By Nick MentaMay 26, 2018, 11:21 pm

Up four shots heading into Sunday at the Fort Worth Invitational, Justin Rose has tied the largest 54-hole lead of his PGA Tour career.

On the previous two occasions he took a 54-hole Tour lead into the final round, he closed.

And yet, Rose knows just how quickly a lead can slip away. After all, it was Rose who erased a six-shot deficit earlier this season to overtake Dustin Johnson and win the WGC-HSBC Championship. 

"I think I was in the lead going into the final round in Turkey when I won, and I had a four-shot lead going into the final round in Indonesia in December and managed to put that one away," Rose said Saturday, thinking back to his two other victories late last year.

"I was five, six back maybe of DJ, so I've got experience the other way. ... So you can see how things can go both ways real quick.

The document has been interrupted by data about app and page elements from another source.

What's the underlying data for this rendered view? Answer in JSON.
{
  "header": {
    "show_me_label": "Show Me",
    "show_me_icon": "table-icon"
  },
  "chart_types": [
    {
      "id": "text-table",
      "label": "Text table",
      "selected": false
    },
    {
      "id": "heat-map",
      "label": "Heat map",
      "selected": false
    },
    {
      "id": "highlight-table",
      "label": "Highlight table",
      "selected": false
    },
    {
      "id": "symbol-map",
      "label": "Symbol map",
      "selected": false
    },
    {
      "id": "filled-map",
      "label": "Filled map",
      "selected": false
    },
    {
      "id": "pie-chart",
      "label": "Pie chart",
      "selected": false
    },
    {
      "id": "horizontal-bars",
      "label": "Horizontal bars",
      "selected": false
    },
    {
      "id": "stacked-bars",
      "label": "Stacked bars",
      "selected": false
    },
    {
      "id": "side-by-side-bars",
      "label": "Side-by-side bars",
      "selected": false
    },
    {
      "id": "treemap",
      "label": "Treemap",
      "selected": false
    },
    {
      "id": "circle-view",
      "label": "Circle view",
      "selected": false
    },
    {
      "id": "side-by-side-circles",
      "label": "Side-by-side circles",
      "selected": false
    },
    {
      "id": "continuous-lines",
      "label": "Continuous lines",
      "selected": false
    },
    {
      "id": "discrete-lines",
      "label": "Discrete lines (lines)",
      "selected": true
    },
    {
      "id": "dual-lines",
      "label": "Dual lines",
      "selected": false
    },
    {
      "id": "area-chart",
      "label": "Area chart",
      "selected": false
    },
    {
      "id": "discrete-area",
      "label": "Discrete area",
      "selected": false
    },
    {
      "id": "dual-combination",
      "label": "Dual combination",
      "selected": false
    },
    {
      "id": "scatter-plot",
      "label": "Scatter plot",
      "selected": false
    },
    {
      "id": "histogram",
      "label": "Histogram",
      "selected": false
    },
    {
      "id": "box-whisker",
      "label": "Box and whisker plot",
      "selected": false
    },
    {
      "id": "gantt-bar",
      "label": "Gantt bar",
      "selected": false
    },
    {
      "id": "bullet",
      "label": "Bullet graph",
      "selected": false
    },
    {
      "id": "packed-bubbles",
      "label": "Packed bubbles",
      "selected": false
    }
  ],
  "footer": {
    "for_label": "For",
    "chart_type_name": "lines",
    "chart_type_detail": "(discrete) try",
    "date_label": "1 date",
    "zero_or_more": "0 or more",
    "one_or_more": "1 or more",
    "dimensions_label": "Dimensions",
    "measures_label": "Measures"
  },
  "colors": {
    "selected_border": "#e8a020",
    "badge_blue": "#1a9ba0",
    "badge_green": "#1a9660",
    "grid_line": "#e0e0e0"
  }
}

That's why there is no point in getting too far ahead of myself."

Full-field scores from the Fort Worth Invitational

Fort Worth Invitational: Articles, photos and videos

Up one to start the third round Saturday, Rose extended his lead to as much as five when he birdied four of his first six holes.

He leads the field in strokes gained: tee-to-green (+12.853) and strokes gained: approach-the-green (+7.931).

Rose has won five times worldwide, including at the 2016 Rio Olympics, since his last victory in the United States, at the 2015 Zurich Classic.

With a win Sunday, he'd tie Nick Faldo for the most PGA Tour wins by an Englishman post-World War II, with nine.

But he isn't celebrating just yet.

"It is a big lead, but it's not big enough to be counting the holes away. You've got to go out and play good, you've got to go out positive, you've got to continue to make birdies and keep going forward.

"So my mindset is to not really focus on the lead, it's to focus on my game tomorrow and my performance. You know, just keep executing the way I have been. That's going to be my challenge tomorrow. Going to look forward to that mindset."